Wearable devices in clinical trials
Fitbits, Jawbones and other fitness trackers are useful because they help consumers keep track of how active they've been each day, how well they've been sleeping and how many calories they burn with each workout. Clinical researchers and pharmaceutical companies have also put these devices to work in an effort to develop medical product opportunities.
In 2015, Anna Edney and Caroline Chen of Bloomberg reported that pharmaceutical companies began pairing subjects in clinical trials with Fitbit tracking devices to "amass precise information and gather round-the-clock data in hopes of streamlining trials and better understanding whether a drug is working." The Department of Veterans Affairs has used wearable tracking devices as part of the treatment plan for patients recovering from back surgery. As these devices track movement, and patients suffering from back pain have difficulty moving, researchers are using data from these devices to determine the proper amount of treatment.
"Researchers are using data from these devices to determine the proper amount of treatment."
Over the last few months, Mobi Health News has identified as many as 38 clinical trials that are currently using Fitbit activity trackers. These trackers have been used for studies on everything from obesity to cystic fibrosis, COPD and diabetes. Jonah Comstock pointed out that in some of these trials, the Fitbits themselves are even being tested as the intervention in studies, opposed to the control group.
A wearable revolution
Kara Dennis, the Director of Mobile Health at Medidata Solutions, Inc., told Bloomberg that the use of wearables in clinical trials has the makings of "a revolution." These devices are becoming lighter, more user-friendly, more fashionable and more accurate, tracking more comprehensive data with every new version. Tech companies continue to develop less intrusive devices that are easier to wear and easier to use, so consumers have no problem strapping them on every day and tracking their information.
One company in Massachusetts, MC10, Inc., has even developed what they call the BioStamp. BioStamp is described as "an intelligent Band-Aid." It's a light, flexible device that can stick to skin like a patch, tracking a wide range of specialized data such as UV exposure, perspiration, biochemistry and blood pressure. MC10 is partnering with UCB, a Belgian pharmaceutical company, to track data as part of a study on severe neurological disorders.
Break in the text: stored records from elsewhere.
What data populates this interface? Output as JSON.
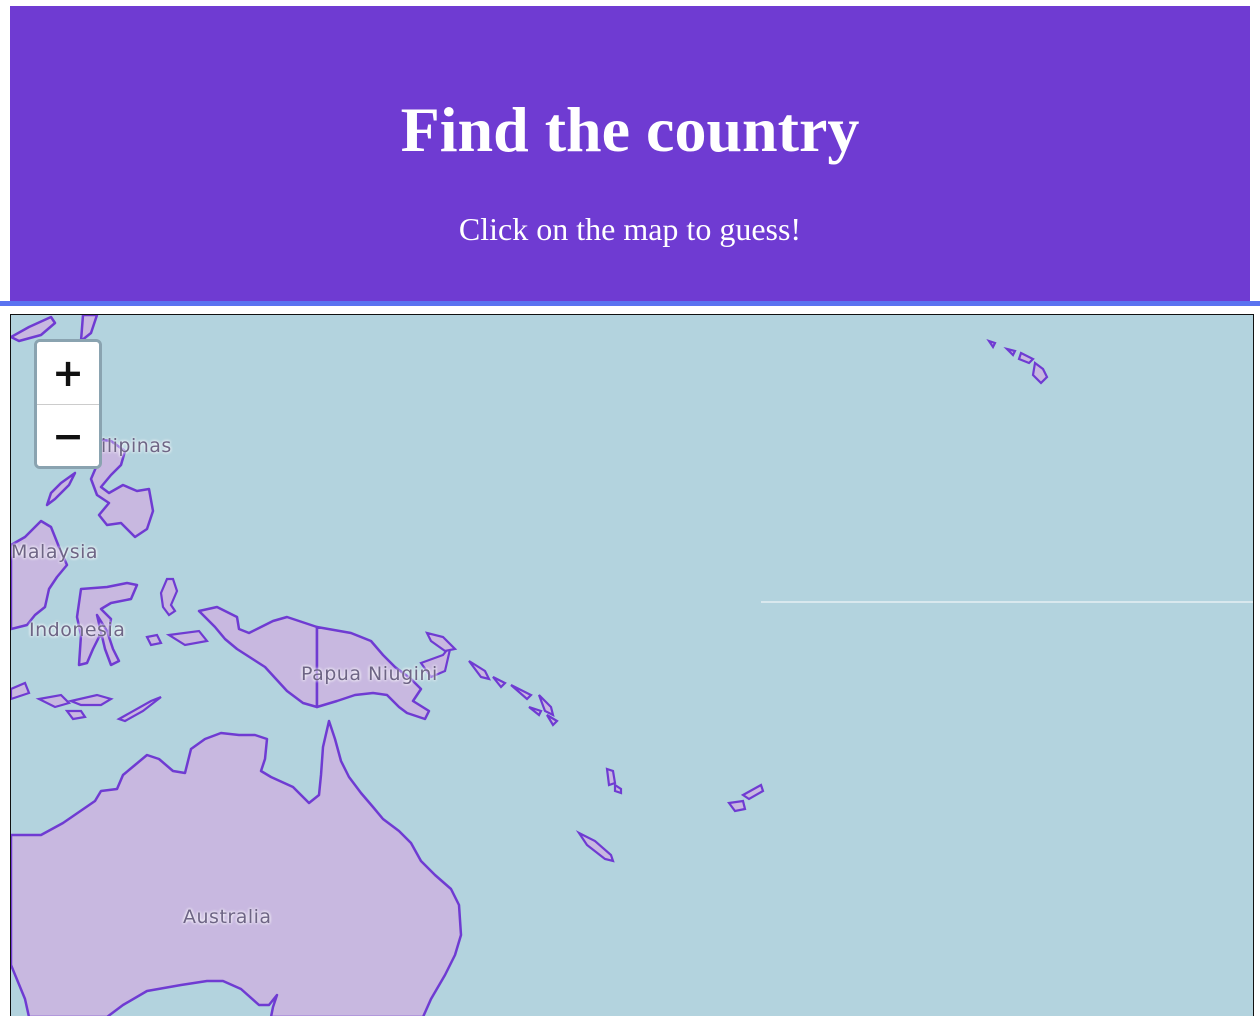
{
  "header": {
    "title": "Find the country",
    "subtitle": "Click on the map to guess!"
  },
  "map": {
    "labels": {
      "philippines": "Filipinas",
      "malaysia": "Malaysia",
      "indonesia": "Indonesia",
      "papua": "Papua Niugini",
      "australia": "Australia"
    },
    "zoom_in_label": "+",
    "zoom_out_label": "−"
  },
  "colors": {
    "header_bg": "#6f3bd2",
    "ocean": "#b3d3de",
    "land_fill": "#c8b8e0",
    "border": "#6f3bd2"
  }
}
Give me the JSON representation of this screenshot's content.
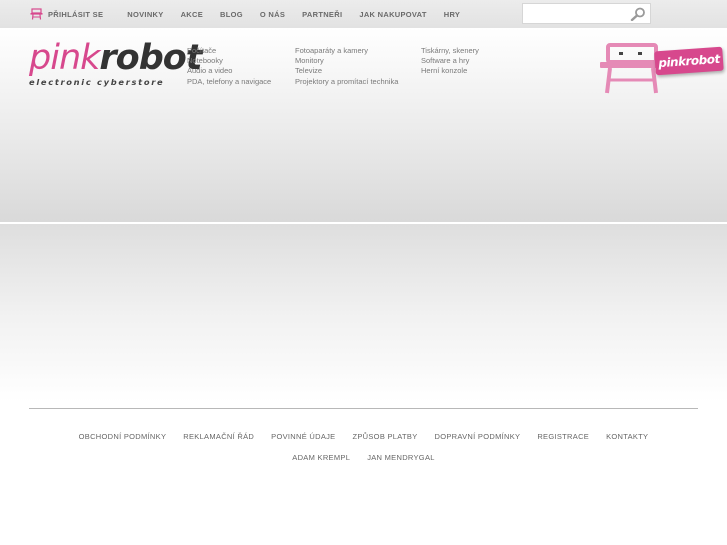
{
  "topnav": {
    "login_label": "PŘIHLÁSIT SE",
    "items": [
      "NOVINKY",
      "AKCE",
      "BLOG",
      "O NÁS",
      "PARTNEŘI",
      "JAK NAKUPOVAT",
      "HRY"
    ],
    "login_icon": "robot-icon",
    "search_icon": "magnifier-icon"
  },
  "search": {
    "value": "",
    "placeholder": ""
  },
  "logo": {
    "part1": "pink",
    "part2": "robot",
    "tagline": "electronic cyberstore"
  },
  "categories": {
    "col1": [
      "Počítače",
      "Notebooky",
      "Audio a video",
      "PDA, telefony a navigace"
    ],
    "col2": [
      "Fotoaparáty a kamery",
      "Monitory",
      "Televize",
      "Projektory a promítací technika"
    ],
    "col3": [
      "Tiskárny, skenery",
      "Software a hry",
      "Herní konzole"
    ]
  },
  "badge": {
    "label": "pinkrobot"
  },
  "footer": {
    "links": [
      "OBCHODNÍ PODMÍNKY",
      "REKLAMAČNÍ ŘÁD",
      "POVINNÉ ÚDAJE",
      "ZPŮSOB PLATBY",
      "DOPRAVNÍ PODMÍNKY",
      "REGISTRACE",
      "KONTAKTY"
    ],
    "authors": [
      "ADAM KREMPL",
      "JAN MENDRYGAL"
    ]
  },
  "colors": {
    "brand_pink": "#d7488d",
    "text_gray": "#666666"
  }
}
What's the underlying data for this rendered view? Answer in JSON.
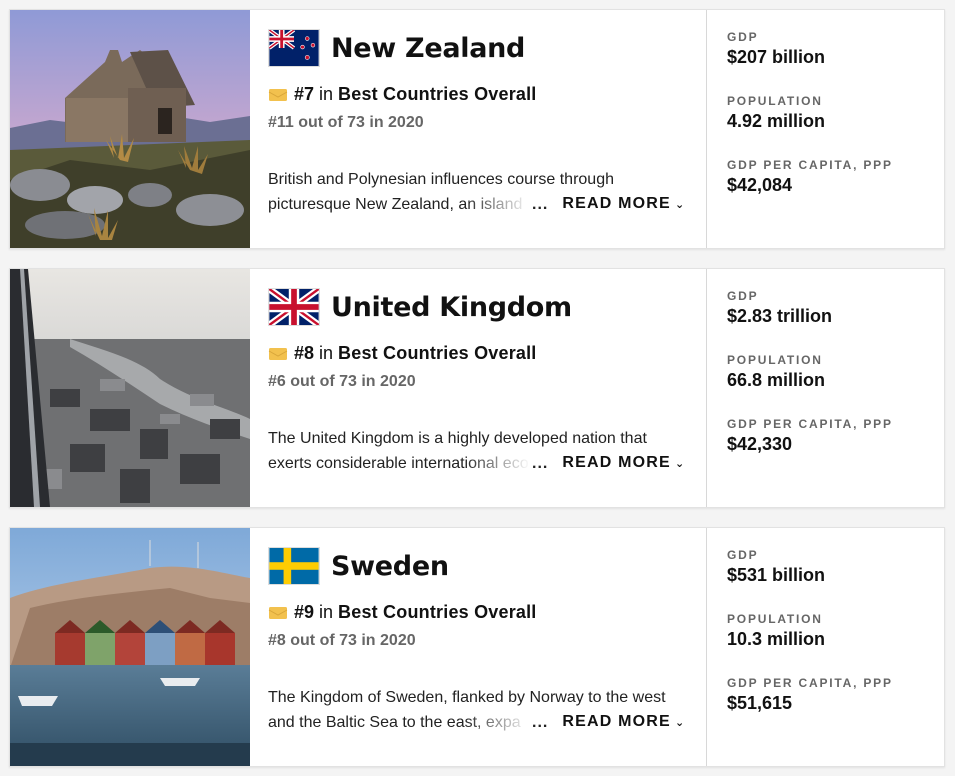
{
  "read_more_label": "READ MORE",
  "in_label": "in",
  "ellipsis": "...",
  "stat_labels": {
    "gdp": "GDP",
    "population": "POPULATION",
    "gdp_pc": "GDP PER CAPITA, PPP"
  },
  "countries": [
    {
      "name": "New Zealand",
      "rank": "#7",
      "category": "Best Countries Overall",
      "previous_rank": "#11 out of 73 in 2020",
      "description_line1": "British and Polynesian influences course through",
      "description_line2": "picturesque New Zealand, an island",
      "gdp": "$207 billion",
      "population": "4.92 million",
      "gdp_per_capita": "$42,084",
      "photo_icon": "stone-church-landscape",
      "flag_icon": "new-zealand-flag"
    },
    {
      "name": "United Kingdom",
      "rank": "#8",
      "category": "Best Countries Overall",
      "previous_rank": "#6 out of 73 in 2020",
      "description_line1": "The United Kingdom is a highly developed nation that",
      "description_line2": "exerts considerable international eco",
      "gdp": "$2.83 trillion",
      "population": "66.8 million",
      "gdp_per_capita": "$42,330",
      "photo_icon": "london-aerial-view",
      "flag_icon": "united-kingdom-flag"
    },
    {
      "name": "Sweden",
      "rank": "#9",
      "category": "Best Countries Overall",
      "previous_rank": "#8 out of 73 in 2020",
      "description_line1": "The Kingdom of Sweden, flanked by Norway to the west",
      "description_line2": "and the Baltic Sea to the east, expa",
      "gdp": "$531 billion",
      "population": "10.3 million",
      "gdp_per_capita": "$51,615",
      "photo_icon": "harbor-boathouses",
      "flag_icon": "sweden-flag"
    }
  ],
  "colors": {
    "badge": "#f2c14e",
    "nz_blue": "#012169",
    "uk_red": "#c8102e",
    "se_blue": "#006aa7",
    "se_yellow": "#fecc02"
  }
}
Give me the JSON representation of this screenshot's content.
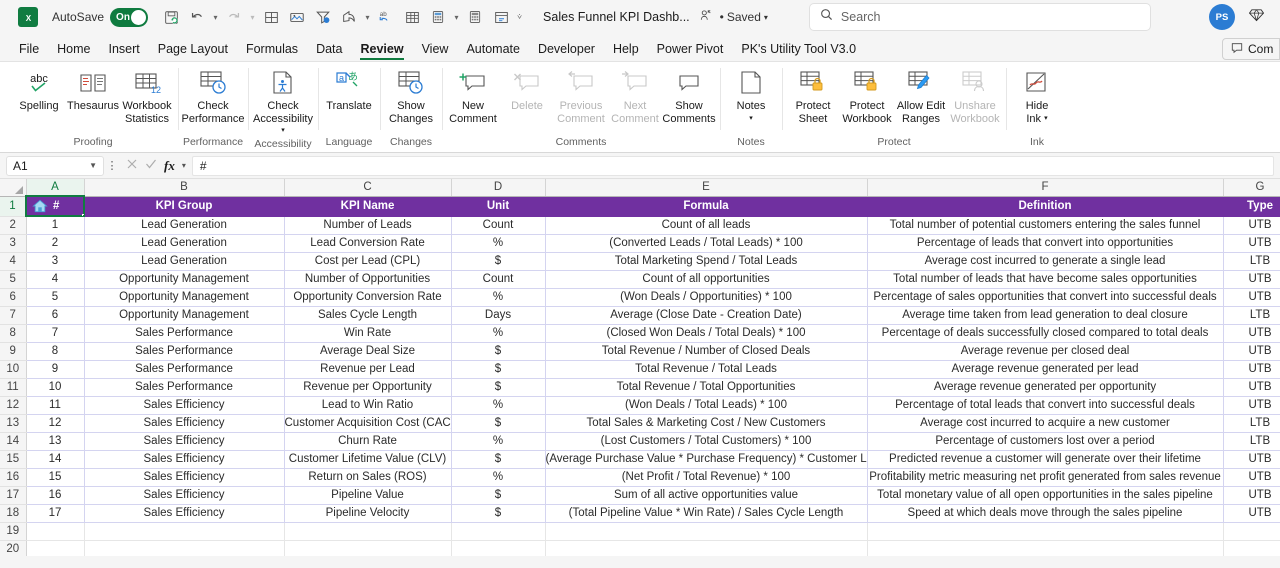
{
  "titlebar": {
    "app_logo": "excel-logo",
    "autosave_label": "AutoSave",
    "autosave_state": "On",
    "doc_title": "Sales Funnel KPI Dashb...",
    "saved_label": "Saved",
    "search_placeholder": "Search",
    "avatar_initials": "PS",
    "qat_icons": [
      "save-icon",
      "undo-icon",
      "redo-icon",
      "borders-icon",
      "picture-icon",
      "filter-icon",
      "share-icon",
      "sort-icon",
      "table-icon",
      "calculator-icon",
      "calculator2-icon",
      "form-icon",
      "more-icon"
    ]
  },
  "tabs": [
    {
      "label": "File",
      "active": false
    },
    {
      "label": "Home",
      "active": false
    },
    {
      "label": "Insert",
      "active": false
    },
    {
      "label": "Page Layout",
      "active": false
    },
    {
      "label": "Formulas",
      "active": false
    },
    {
      "label": "Data",
      "active": false
    },
    {
      "label": "Review",
      "active": true
    },
    {
      "label": "View",
      "active": false
    },
    {
      "label": "Automate",
      "active": false
    },
    {
      "label": "Developer",
      "active": false
    },
    {
      "label": "Help",
      "active": false
    },
    {
      "label": "Power Pivot",
      "active": false
    },
    {
      "label": "PK's Utility Tool V3.0",
      "active": false
    }
  ],
  "comments_button_label": "Com",
  "ribbon": {
    "groups": [
      {
        "name": "Proofing",
        "items": [
          {
            "label": "Spelling",
            "icon": "spelling-abc-icon",
            "disabled": false
          },
          {
            "label": "Thesaurus",
            "icon": "thesaurus-book-icon",
            "disabled": false
          },
          {
            "label": "Workbook\nStatistics",
            "icon": "workbook-statistics-icon",
            "disabled": false
          }
        ]
      },
      {
        "name": "Performance",
        "items": [
          {
            "label": "Check\nPerformance",
            "icon": "check-performance-icon",
            "disabled": false
          }
        ]
      },
      {
        "name": "Accessibility",
        "items": [
          {
            "label": "Check\nAccessibility",
            "icon": "check-accessibility-icon",
            "disabled": false,
            "caret": true
          }
        ]
      },
      {
        "name": "Language",
        "items": [
          {
            "label": "Translate",
            "icon": "translate-icon",
            "disabled": false
          }
        ]
      },
      {
        "name": "Changes",
        "items": [
          {
            "label": "Show\nChanges",
            "icon": "show-changes-icon",
            "disabled": false
          }
        ]
      },
      {
        "name": "Comments",
        "items": [
          {
            "label": "New\nComment",
            "icon": "new-comment-icon",
            "disabled": false
          },
          {
            "label": "Delete",
            "icon": "delete-comment-icon",
            "disabled": true
          },
          {
            "label": "Previous\nComment",
            "icon": "previous-comment-icon",
            "disabled": true
          },
          {
            "label": "Next\nComment",
            "icon": "next-comment-icon",
            "disabled": true
          },
          {
            "label": "Show\nComments",
            "icon": "show-comments-icon",
            "disabled": false
          }
        ]
      },
      {
        "name": "Notes",
        "items": [
          {
            "label": "Notes",
            "icon": "notes-icon",
            "disabled": false,
            "caret": true
          }
        ]
      },
      {
        "name": "Protect",
        "items": [
          {
            "label": "Protect\nSheet",
            "icon": "protect-sheet-icon",
            "disabled": false
          },
          {
            "label": "Protect\nWorkbook",
            "icon": "protect-workbook-icon",
            "disabled": false
          },
          {
            "label": "Allow Edit\nRanges",
            "icon": "allow-edit-ranges-icon",
            "disabled": false
          },
          {
            "label": "Unshare\nWorkbook",
            "icon": "unshare-workbook-icon",
            "disabled": true
          }
        ]
      },
      {
        "name": "Ink",
        "items": [
          {
            "label": "Hide\nInk",
            "icon": "hide-ink-icon",
            "disabled": false,
            "caret": true
          }
        ]
      }
    ]
  },
  "formula_bar": {
    "name_box": "A1",
    "cancel_icon": "cancel-icon",
    "enter_icon": "enter-icon",
    "fx_icon": "fx-icon",
    "content": "#"
  },
  "sheet": {
    "column_letters": [
      "A",
      "B",
      "C",
      "D",
      "E",
      "F",
      "G"
    ],
    "selected_cell": "A1",
    "a1_icon": "home-icon",
    "headers": [
      "#",
      "KPI Group",
      "KPI Name",
      "Unit",
      "Formula",
      "Definition",
      "Type"
    ],
    "header_bg": "#7030a0",
    "rows": [
      {
        "n": "1",
        "group": "Lead Generation",
        "kpi": "Number of Leads",
        "unit": "Count",
        "formula": "Count of all leads",
        "definition": "Total number of potential customers entering the sales funnel",
        "type": "UTB"
      },
      {
        "n": "2",
        "group": "Lead Generation",
        "kpi": "Lead Conversion Rate",
        "unit": "%",
        "formula": "(Converted Leads / Total Leads) * 100",
        "definition": "Percentage of leads that convert into opportunities",
        "type": "UTB"
      },
      {
        "n": "3",
        "group": "Lead Generation",
        "kpi": "Cost per Lead (CPL)",
        "unit": "$",
        "formula": "Total Marketing Spend / Total Leads",
        "definition": "Average cost incurred to generate a single lead",
        "type": "LTB"
      },
      {
        "n": "4",
        "group": "Opportunity Management",
        "kpi": "Number of Opportunities",
        "unit": "Count",
        "formula": "Count of all opportunities",
        "definition": "Total number of leads that have become sales opportunities",
        "type": "UTB"
      },
      {
        "n": "5",
        "group": "Opportunity Management",
        "kpi": "Opportunity Conversion Rate",
        "unit": "%",
        "formula": "(Won Deals / Opportunities) * 100",
        "definition": "Percentage of sales opportunities that convert into successful deals",
        "type": "UTB"
      },
      {
        "n": "6",
        "group": "Opportunity Management",
        "kpi": "Sales Cycle Length",
        "unit": "Days",
        "formula": "Average (Close Date - Creation Date)",
        "definition": "Average time taken from lead generation to deal closure",
        "type": "LTB"
      },
      {
        "n": "7",
        "group": "Sales Performance",
        "kpi": "Win Rate",
        "unit": "%",
        "formula": "(Closed Won Deals / Total Deals) * 100",
        "definition": "Percentage of deals successfully closed compared to total deals",
        "type": "UTB"
      },
      {
        "n": "8",
        "group": "Sales Performance",
        "kpi": "Average Deal Size",
        "unit": "$",
        "formula": "Total Revenue / Number of Closed Deals",
        "definition": "Average revenue per closed deal",
        "type": "UTB"
      },
      {
        "n": "9",
        "group": "Sales Performance",
        "kpi": "Revenue per Lead",
        "unit": "$",
        "formula": "Total Revenue / Total Leads",
        "definition": "Average revenue generated per lead",
        "type": "UTB"
      },
      {
        "n": "10",
        "group": "Sales Performance",
        "kpi": "Revenue per Opportunity",
        "unit": "$",
        "formula": "Total Revenue / Total Opportunities",
        "definition": "Average revenue generated per opportunity",
        "type": "UTB"
      },
      {
        "n": "11",
        "group": "Sales Efficiency",
        "kpi": "Lead to Win Ratio",
        "unit": "%",
        "formula": "(Won Deals / Total Leads) * 100",
        "definition": "Percentage of total leads that convert into successful deals",
        "type": "UTB"
      },
      {
        "n": "12",
        "group": "Sales Efficiency",
        "kpi": "Customer Acquisition Cost (CAC)",
        "unit": "$",
        "formula": "Total Sales & Marketing Cost / New Customers",
        "definition": "Average cost incurred to acquire a new customer",
        "type": "LTB"
      },
      {
        "n": "13",
        "group": "Sales Efficiency",
        "kpi": "Churn Rate",
        "unit": "%",
        "formula": "(Lost Customers / Total Customers) * 100",
        "definition": "Percentage of customers lost over a period",
        "type": "LTB"
      },
      {
        "n": "14",
        "group": "Sales Efficiency",
        "kpi": "Customer Lifetime Value (CLV)",
        "unit": "$",
        "formula": "(Average Purchase Value * Purchase Frequency) * Customer Lifespan",
        "definition": "Predicted revenue a customer will generate over their lifetime",
        "type": "UTB"
      },
      {
        "n": "15",
        "group": "Sales Efficiency",
        "kpi": "Return on Sales (ROS)",
        "unit": "%",
        "formula": "(Net Profit / Total Revenue) * 100",
        "definition": "Profitability metric measuring net profit generated from sales revenue",
        "type": "UTB"
      },
      {
        "n": "16",
        "group": "Sales Efficiency",
        "kpi": "Pipeline Value",
        "unit": "$",
        "formula": "Sum of all active opportunities value",
        "definition": "Total monetary value of all open opportunities in the sales pipeline",
        "type": "UTB"
      },
      {
        "n": "17",
        "group": "Sales Efficiency",
        "kpi": "Pipeline Velocity",
        "unit": "$",
        "formula": "(Total Pipeline Value * Win Rate) / Sales Cycle Length",
        "definition": "Speed at which deals move through the sales pipeline",
        "type": "UTB"
      }
    ],
    "row_numbers_visible": [
      "1",
      "2",
      "3",
      "4",
      "5",
      "6",
      "7",
      "8",
      "9",
      "10",
      "11",
      "12",
      "13",
      "14",
      "15",
      "16",
      "17",
      "18",
      "19",
      "20"
    ]
  }
}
As consumer products, wearable devices are useful tools for tracking health data and improving one's overall health. As breakthrough medical products, they're invaluable assets to clinical trials, helping researchers track crucial data on subjects to learn more about ailments and potential treatments.